Your output must match the records below character for character.

Data records START

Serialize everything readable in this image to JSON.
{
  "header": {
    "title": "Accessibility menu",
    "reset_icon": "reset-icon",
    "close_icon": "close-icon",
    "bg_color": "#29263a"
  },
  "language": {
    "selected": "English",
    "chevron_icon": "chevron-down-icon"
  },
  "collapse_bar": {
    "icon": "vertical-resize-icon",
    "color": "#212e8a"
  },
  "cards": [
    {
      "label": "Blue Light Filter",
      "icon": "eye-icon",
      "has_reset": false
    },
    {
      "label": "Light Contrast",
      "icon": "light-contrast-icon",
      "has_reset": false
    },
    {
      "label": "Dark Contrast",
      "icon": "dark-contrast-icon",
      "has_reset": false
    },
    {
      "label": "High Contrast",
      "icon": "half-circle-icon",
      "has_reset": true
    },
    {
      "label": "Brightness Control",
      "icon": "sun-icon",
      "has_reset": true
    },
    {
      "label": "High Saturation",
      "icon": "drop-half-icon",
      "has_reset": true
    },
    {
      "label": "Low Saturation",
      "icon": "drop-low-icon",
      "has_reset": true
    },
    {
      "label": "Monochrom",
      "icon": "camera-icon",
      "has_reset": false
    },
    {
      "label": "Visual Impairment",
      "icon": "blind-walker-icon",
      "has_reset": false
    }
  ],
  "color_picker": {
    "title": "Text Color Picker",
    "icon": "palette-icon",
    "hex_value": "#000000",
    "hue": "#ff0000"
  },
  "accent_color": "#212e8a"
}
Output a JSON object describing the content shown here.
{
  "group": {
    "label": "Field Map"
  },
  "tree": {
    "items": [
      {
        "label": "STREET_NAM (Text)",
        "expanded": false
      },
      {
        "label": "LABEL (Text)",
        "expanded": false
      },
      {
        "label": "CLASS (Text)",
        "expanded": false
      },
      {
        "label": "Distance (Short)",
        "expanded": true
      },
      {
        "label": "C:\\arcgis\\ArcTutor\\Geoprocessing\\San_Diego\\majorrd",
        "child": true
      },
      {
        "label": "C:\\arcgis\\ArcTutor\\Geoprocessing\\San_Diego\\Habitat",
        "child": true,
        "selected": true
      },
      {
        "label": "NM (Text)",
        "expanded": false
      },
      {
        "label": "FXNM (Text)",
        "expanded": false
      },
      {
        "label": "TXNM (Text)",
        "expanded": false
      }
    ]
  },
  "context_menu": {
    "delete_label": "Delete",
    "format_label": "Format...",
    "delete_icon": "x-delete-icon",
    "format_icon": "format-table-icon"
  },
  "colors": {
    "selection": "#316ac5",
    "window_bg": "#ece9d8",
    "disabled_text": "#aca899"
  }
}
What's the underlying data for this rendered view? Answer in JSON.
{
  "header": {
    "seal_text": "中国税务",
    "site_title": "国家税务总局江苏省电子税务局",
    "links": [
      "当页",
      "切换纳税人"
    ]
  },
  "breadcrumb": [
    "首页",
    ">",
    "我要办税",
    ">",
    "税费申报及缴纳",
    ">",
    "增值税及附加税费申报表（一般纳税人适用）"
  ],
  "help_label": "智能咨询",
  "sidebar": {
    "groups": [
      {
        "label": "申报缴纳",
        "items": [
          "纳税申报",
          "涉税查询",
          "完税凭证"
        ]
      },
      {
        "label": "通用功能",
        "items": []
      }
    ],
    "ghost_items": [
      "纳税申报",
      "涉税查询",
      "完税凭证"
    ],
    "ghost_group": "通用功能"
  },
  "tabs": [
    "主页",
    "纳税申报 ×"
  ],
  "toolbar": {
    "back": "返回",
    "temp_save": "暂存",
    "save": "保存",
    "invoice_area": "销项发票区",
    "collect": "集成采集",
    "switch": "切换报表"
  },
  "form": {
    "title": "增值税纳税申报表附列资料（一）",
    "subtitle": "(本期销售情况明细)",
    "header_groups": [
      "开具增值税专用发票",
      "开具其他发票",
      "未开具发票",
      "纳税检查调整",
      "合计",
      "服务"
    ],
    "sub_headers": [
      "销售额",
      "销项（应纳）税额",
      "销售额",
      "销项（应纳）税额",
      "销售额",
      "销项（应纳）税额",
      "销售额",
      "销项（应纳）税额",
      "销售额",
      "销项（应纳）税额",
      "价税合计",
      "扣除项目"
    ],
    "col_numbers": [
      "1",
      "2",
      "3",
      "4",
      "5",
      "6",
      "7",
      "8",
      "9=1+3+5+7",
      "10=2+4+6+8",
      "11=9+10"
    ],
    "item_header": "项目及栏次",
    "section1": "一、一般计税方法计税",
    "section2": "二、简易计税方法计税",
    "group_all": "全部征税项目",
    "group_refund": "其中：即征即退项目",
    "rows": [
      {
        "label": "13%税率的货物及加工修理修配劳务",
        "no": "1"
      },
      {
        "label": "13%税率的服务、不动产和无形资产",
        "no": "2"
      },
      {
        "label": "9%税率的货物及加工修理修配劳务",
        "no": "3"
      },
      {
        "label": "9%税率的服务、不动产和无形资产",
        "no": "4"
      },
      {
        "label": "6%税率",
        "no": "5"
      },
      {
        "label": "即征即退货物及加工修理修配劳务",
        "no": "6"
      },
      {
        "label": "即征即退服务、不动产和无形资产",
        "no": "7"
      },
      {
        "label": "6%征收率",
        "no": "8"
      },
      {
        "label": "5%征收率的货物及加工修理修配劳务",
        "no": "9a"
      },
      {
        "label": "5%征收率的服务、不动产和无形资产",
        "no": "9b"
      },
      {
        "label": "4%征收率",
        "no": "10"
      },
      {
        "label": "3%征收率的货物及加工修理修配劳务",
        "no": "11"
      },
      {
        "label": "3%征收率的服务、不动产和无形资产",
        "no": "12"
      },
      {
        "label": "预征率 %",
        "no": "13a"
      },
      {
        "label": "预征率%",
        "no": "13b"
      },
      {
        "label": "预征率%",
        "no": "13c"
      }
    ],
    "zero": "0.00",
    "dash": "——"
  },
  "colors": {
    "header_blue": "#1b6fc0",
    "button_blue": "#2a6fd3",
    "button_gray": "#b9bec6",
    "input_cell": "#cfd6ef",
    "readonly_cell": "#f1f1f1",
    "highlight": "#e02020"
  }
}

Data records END

» Response for this exercise:
Serialize everything readable in this image to JSON.
{
  "header": {
    "title": "Accessibility menu",
    "reset_icon": "reset-icon",
    "close_icon": "close-icon",
    "bg_color": "#29263a"
  },
  "language": {
    "selected": "English",
    "chevron_icon": "chevron-down-icon"
  },
  "collapse_bar": {
    "icon": "vertical-resize-icon",
    "color": "#212e8a"
  },
  "cards": [
    {
      "label": "Blue Light Filter",
      "icon": "eye-icon",
      "has_reset": false
    },
    {
      "label": "Light Contrast",
      "icon": "light-contrast-icon",
      "has_reset": false
    },
    {
      "label": "Dark Contrast",
      "icon": "dark-contrast-icon",
      "has_reset": false
    },
    {
      "label": "High Contrast",
      "icon": "half-circle-icon",
      "has_reset": true
    },
    {
      "label": "Brightness Control",
      "icon": "sun-icon",
      "has_reset": true
    },
    {
      "label": "High Saturation",
      "icon": "drop-half-icon",
      "has_reset": true
    },
    {
      "label": "Low Saturation",
      "icon": "drop-low-icon",
      "has_reset": true
    },
    {
      "label": "Monochrom",
      "icon": "camera-icon",
      "has_reset": false
    },
    {
      "label": "Visual Impairment",
      "icon": "blind-walker-icon",
      "has_reset": false
    }
  ],
  "color_picker": {
    "title": "Text Color Picker",
    "icon": "palette-icon",
    "hex_value": "#000000",
    "hue": "#ff0000"
  },
  "accent_color": "#212e8a"
}
Output a JSON object describing the content shown here.
{
  "group": {
    "label": "Field Map"
  },
  "tree": {
    "items": [
      {
        "label": "STREET_NAM (Text)",
        "expanded": false
      },
      {
        "label": "LABEL (Text)",
        "expanded": false
      },
      {
        "label": "CLASS (Text)",
        "expanded": false
      },
      {
        "label": "Distance (Short)",
        "expanded": true
      },
      {
        "label": "C:\\arcgis\\ArcTutor\\Geoprocessing\\San_Diego\\majorrd",
        "child": true
      },
      {
        "label": "C:\\arcgis\\ArcTutor\\Geoprocessing\\San_Diego\\Habitat",
        "child": true,
        "selected": true
      },
      {
        "label": "NM (Text)",
        "expanded": false
      },
      {
        "label": "FXNM (Text)",
        "expanded": false
      },
      {
        "label": "TXNM (Text)",
        "expanded": false
      }
    ]
  },
  "context_menu": {
    "delete_label": "Delete",
    "format_label": "Format...",
    "delete_icon": "x-delete-icon",
    "format_icon": "format-table-icon"
  },
  "colors": {
    "selection": "#316ac5",
    "window_bg": "#ece9d8",
    "disabled_text": "#aca899"
  }
}
What's the underlying data for this rendered view? Answer in JSON.
{
  "header": {
    "seal_text": "中国税务",
    "site_title": "国家税务总局江苏省电子税务局",
    "links": [
      "当页",
      "切换纳税人"
    ]
  },
  "breadcrumb": [
    "首页",
    ">",
    "我要办税",
    ">",
    "税费申报及缴纳",
    ">",
    "增值税及附加税费申报表（一般纳税人适用）"
  ],
  "help_label": "智能咨询",
  "sidebar": {
    "groups": [
      {
        "label": "申报缴纳",
        "items": [
          "纳税申报",
          "涉税查询",
          "完税凭证"
        ]
      },
      {
        "label": "通用功能",
        "items": []
      }
    ],
    "ghost_items": [
      "纳税申报",
      "涉税查询",
      "完税凭证"
    ],
    "ghost_group": "通用功能"
  },
  "tabs": [
    "主页",
    "纳税申报 ×"
  ],
  "toolbar": {
    "back": "返回",
    "temp_save": "暂存",
    "save": "保存",
    "invoice_area": "销项发票区",
    "collect": "集成采集",
    "switch": "切换报表"
  },
  "form": {
    "title": "增值税纳税申报表附列资料（一）",
    "subtitle": "(本期销售情况明细)",
    "header_groups": [
      "开具增值税专用发票",
      "开具其他发票",
      "未开具发票",
      "纳税检查调整",
      "合计",
      "服务"
    ],
    "sub_headers": [
      "销售额",
      "销项（应纳）税额",
      "销售额",
      "销项（应纳）税额",
      "销售额",
      "销项（应纳）税额",
      "销售额",
      "销项（应纳）税额",
      "销售额",
      "销项（应纳）税额",
      "价税合计",
      "扣除项目"
    ],
    "col_numbers": [
      "1",
      "2",
      "3",
      "4",
      "5",
      "6",
      "7",
      "8",
      "9=1+3+5+7",
      "10=2+4+6+8",
      "11=9+10"
    ],
    "item_header": "项目及栏次",
    "section1": "一、一般计税方法计税",
    "section2": "二、简易计税方法计税",
    "group_all": "全部征税项目",
    "group_refund": "其中：即征即退项目",
    "rows": [
      {
        "label": "13%税率的货物及加工修理修配劳务",
        "no": "1"
      },
      {
        "label": "13%税率的服务、不动产和无形资产",
        "no": "2"
      },
      {
        "label": "9%税率的货物及加工修理修配劳务",
        "no": "3"
      },
      {
        "label": "9%税率的服务、不动产和无形资产",
        "no": "4"
      },
      {
        "label": "6%税率",
        "no": "5"
      },
      {
        "label": "即征即退货物及加工修理修配劳务",
        "no": "6"
      },
      {
        "label": "即征即退服务、不动产和无形资产",
        "no": "7"
      },
      {
        "label": "6%征收率",
        "no": "8"
      },
      {
        "label": "5%征收率的货物及加工修理修配劳务",
        "no": "9a"
      },
      {
        "label": "5%征收率的服务、不动产和无形资产",
        "no": "9b"
      },
      {
        "label": "4%征收率",
        "no": "10"
      },
      {
        "label": "3%征收率的货物及加工修理修配劳务",
        "no": "11"
      },
      {
        "label": "3%征收率的服务、不动产和无形资产",
        "no": "12"
      },
      {
        "label": "预征率 %",
        "no": "13a"
      },
      {
        "label": "预征率%",
        "no": "13b"
      },
      {
        "label": "预征率%",
        "no": "13c"
      }
    ],
    "zero": "0.00",
    "dash": "——"
  },
  "colors": {
    "header_blue": "#1b6fc0",
    "button_blue": "#2a6fd3",
    "button_gray": "#b9bec6",
    "input_cell": "#cfd6ef",
    "readonly_cell": "#f1f1f1",
    "highlight": "#e02020"
  }
}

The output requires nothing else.